• Input for this task:

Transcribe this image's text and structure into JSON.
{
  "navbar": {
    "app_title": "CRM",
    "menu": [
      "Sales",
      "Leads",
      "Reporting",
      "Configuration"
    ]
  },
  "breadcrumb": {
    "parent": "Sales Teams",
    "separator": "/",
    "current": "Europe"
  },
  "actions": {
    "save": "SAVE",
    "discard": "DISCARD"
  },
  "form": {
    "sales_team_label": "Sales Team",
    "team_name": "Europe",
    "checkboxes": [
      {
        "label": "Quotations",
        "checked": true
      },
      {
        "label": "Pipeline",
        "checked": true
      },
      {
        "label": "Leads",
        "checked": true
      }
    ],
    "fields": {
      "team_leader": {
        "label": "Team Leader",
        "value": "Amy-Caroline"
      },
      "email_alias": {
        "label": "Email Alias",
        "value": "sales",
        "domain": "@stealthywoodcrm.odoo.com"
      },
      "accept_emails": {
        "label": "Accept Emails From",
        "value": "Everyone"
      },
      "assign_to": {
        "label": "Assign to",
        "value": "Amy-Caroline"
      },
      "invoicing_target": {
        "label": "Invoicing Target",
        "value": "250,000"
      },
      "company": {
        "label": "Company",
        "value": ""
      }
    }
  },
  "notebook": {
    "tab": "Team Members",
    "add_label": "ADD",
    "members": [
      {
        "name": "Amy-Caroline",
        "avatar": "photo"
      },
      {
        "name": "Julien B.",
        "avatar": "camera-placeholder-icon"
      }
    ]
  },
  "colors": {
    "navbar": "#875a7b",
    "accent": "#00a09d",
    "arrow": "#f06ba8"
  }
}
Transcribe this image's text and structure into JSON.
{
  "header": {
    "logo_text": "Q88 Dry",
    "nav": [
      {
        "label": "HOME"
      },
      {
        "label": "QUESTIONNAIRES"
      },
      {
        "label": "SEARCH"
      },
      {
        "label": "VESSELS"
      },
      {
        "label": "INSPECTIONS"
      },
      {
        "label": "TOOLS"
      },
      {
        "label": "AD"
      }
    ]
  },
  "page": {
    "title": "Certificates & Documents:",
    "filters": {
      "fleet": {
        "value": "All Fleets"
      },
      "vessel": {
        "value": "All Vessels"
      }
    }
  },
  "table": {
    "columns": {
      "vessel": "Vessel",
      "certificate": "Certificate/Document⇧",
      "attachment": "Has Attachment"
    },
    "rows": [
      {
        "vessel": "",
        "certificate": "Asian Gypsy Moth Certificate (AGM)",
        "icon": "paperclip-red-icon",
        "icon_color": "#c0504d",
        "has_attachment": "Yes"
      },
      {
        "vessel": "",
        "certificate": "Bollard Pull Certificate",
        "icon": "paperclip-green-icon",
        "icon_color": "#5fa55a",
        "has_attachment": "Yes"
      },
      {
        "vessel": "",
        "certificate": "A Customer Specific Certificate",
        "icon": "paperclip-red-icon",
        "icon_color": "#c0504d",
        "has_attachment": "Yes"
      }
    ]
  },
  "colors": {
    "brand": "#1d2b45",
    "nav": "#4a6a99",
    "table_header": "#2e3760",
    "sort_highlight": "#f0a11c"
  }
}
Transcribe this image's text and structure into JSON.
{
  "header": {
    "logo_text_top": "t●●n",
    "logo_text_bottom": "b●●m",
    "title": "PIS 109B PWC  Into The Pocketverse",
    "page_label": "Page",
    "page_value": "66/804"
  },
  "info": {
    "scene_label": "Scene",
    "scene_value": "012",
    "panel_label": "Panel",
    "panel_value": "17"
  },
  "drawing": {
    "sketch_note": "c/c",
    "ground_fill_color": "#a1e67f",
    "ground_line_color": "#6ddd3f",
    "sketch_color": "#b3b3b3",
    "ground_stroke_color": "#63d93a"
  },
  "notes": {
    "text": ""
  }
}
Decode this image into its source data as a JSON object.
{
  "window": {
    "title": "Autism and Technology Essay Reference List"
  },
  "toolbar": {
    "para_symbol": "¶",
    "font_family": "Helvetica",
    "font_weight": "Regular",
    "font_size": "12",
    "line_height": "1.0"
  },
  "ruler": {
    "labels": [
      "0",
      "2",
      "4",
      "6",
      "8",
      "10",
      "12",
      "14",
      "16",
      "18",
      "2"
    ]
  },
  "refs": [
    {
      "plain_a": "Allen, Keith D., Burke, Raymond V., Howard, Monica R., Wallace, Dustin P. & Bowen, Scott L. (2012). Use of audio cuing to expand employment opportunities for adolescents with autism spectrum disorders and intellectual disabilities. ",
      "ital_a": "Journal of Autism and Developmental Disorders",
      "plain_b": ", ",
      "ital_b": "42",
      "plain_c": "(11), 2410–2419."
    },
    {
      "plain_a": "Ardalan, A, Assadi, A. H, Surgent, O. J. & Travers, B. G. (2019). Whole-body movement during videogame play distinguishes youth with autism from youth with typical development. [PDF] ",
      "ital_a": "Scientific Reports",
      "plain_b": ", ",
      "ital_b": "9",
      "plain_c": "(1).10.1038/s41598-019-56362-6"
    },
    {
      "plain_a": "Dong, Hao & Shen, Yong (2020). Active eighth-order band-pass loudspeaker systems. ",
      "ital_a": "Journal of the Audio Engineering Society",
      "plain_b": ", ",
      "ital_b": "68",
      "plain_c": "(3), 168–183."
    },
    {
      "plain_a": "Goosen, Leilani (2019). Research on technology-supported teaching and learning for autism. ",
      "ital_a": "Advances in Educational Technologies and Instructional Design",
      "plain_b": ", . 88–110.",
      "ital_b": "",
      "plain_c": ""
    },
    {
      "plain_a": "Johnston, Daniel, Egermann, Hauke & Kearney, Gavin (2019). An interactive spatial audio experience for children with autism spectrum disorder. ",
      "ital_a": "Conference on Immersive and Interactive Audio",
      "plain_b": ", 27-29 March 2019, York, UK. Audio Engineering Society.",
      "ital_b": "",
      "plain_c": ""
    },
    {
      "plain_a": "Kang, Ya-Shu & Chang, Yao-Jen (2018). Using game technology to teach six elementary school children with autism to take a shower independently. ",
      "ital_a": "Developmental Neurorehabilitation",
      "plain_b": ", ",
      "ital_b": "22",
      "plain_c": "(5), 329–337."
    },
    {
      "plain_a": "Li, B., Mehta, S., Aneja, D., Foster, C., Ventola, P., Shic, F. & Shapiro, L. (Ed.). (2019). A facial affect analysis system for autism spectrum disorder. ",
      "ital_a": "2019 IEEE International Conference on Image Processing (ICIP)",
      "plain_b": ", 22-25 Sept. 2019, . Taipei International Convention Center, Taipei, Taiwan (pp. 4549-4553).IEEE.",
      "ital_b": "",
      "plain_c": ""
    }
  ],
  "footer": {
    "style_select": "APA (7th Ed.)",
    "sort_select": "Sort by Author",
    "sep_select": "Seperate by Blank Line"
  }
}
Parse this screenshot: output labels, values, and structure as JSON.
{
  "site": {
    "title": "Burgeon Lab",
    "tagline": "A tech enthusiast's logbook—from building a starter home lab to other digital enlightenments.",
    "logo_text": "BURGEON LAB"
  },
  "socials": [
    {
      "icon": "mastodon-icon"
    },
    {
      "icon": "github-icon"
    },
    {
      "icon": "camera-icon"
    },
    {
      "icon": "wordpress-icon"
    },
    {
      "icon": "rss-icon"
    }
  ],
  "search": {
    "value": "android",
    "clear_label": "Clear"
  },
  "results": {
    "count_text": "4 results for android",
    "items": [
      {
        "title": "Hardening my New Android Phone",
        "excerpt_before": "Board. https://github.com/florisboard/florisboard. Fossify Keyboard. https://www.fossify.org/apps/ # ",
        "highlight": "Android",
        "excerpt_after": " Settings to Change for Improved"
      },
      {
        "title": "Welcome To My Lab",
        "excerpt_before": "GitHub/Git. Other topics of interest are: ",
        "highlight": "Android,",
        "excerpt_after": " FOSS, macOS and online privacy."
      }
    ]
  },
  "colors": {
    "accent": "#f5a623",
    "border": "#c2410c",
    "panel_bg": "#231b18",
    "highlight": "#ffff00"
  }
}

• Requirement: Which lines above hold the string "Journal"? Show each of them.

• Result:
      "ital_a": "Journal of Autism and Developmental Disorders",
      "ital_a": "Journal of the Audio Engineering Society",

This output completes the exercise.